namespace keyword

namespace keyword Declares namespace

declaration := namespace-defn

block-decl := namespace-alias-defn | using-directive

namespace-defn ::= named-namespace-defn | unnamed-namespace-defn

named-namespace-defn ::= namespace identifier { namespace-body }

unnamed-namespace-defn ::= namespace { namespace-body }

namespace-body ::= [declaration-seq]

namespace-alias-defn ::= namespace identifier = namespace-specifier ;

namespace-specifier ::= [::] [nested-name ::] namespace-name

namespace-name ::= identifier

using-directive ::= using namespace namespace-specifier ;

The namespace keyword can be used in a namespace definition, a namespace alias definition, or a using directive. A namespace is a scope for declarations of classes, templates, functions, objects, and other namespaces. Outside a namespace, you can refer to a name that is declared in the namespace by qualifying the name with the scope operator (::), such as ns::name, or with a using directive or declaration.

Multiple namespace declarations can name the same namespace, each one adding more declarations to the namespace. The standard namespace, std, is built this way, with many different headers all placing their declarations in the std namespace. A namespace can be anonymous, which prevents the enclosed declarations from being visible in other source files.

A namespace alias defines an identifier as a synonym for an existing namespace. See using for information on the using directive.


namespace math_version_2 {

  const long double pi = 3.1415926535897932385L;
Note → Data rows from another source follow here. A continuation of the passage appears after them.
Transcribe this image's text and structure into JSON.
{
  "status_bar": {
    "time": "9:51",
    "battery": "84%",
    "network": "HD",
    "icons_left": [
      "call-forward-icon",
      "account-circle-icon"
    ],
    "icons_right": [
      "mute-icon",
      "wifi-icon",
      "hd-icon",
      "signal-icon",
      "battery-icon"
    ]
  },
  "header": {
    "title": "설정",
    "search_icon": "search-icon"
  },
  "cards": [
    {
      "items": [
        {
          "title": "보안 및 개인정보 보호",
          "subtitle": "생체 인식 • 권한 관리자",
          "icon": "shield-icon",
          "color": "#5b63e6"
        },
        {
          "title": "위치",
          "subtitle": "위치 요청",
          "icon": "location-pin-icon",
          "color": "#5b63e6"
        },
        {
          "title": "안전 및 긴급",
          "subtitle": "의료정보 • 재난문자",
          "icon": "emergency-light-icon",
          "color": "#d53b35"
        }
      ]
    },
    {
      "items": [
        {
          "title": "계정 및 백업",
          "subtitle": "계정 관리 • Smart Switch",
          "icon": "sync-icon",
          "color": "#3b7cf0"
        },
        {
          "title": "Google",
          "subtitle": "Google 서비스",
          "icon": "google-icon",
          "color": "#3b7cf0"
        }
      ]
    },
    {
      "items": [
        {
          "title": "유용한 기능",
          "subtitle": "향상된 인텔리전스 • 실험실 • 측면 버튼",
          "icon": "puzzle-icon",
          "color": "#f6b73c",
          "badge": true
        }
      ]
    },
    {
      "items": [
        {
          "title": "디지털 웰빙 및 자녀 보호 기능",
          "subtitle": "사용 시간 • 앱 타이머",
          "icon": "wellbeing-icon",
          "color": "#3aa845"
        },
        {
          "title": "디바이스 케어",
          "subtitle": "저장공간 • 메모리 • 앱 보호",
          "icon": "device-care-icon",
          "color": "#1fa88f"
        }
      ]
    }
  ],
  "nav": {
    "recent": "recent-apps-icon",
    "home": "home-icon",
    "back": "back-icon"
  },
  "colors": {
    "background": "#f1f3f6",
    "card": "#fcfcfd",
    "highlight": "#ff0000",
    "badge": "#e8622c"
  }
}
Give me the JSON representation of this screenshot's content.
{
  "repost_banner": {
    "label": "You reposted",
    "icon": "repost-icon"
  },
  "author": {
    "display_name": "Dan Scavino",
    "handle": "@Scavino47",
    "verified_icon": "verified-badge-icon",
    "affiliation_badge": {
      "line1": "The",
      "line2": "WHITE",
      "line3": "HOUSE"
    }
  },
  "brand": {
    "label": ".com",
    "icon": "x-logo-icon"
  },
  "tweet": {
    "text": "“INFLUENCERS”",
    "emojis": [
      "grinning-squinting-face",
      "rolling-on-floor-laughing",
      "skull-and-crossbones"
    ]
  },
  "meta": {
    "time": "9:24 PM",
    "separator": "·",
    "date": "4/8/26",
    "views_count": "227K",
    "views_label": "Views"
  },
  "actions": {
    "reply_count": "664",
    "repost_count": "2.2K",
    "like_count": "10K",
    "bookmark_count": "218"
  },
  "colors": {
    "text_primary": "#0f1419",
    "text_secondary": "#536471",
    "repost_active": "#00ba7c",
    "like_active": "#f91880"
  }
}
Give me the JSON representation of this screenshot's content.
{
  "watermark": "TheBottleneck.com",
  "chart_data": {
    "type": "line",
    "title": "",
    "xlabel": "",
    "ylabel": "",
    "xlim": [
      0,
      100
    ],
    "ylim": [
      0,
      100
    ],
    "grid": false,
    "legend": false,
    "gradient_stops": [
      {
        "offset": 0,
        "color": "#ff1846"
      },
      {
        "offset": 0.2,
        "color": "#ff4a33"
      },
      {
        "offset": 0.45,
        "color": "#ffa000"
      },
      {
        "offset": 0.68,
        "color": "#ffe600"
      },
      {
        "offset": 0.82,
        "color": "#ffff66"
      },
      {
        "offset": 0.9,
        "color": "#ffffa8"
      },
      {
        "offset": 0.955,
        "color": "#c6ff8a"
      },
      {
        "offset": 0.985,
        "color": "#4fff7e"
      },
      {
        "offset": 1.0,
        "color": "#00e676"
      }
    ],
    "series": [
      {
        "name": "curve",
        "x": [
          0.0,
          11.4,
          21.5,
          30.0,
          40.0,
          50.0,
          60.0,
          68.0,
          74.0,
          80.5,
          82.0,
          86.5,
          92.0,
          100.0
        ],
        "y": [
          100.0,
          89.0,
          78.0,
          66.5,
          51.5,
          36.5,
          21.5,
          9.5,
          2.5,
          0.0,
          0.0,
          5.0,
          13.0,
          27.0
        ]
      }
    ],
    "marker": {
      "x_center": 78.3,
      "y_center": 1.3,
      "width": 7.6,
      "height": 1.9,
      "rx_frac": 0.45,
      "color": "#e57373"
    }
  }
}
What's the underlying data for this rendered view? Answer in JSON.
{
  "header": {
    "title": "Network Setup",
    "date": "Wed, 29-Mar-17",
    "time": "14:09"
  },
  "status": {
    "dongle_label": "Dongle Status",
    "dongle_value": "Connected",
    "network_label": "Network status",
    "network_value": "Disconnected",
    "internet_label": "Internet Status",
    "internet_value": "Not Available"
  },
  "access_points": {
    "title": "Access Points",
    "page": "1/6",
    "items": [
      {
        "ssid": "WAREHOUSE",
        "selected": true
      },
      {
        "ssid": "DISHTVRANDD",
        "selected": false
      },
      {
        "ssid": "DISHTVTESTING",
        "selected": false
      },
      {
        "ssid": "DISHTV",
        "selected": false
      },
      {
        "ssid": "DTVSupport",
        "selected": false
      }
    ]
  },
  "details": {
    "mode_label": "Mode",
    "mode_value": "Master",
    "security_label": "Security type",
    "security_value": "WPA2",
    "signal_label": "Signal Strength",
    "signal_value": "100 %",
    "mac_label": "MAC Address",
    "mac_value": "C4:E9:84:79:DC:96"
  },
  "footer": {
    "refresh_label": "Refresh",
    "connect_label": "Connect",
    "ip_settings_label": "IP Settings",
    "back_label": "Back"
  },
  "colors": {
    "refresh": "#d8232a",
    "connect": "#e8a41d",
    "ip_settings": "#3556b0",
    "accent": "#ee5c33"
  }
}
namespace math = math_version_2;

using namespace math;

See Also

class, declaration, identifier, using, Chapter 2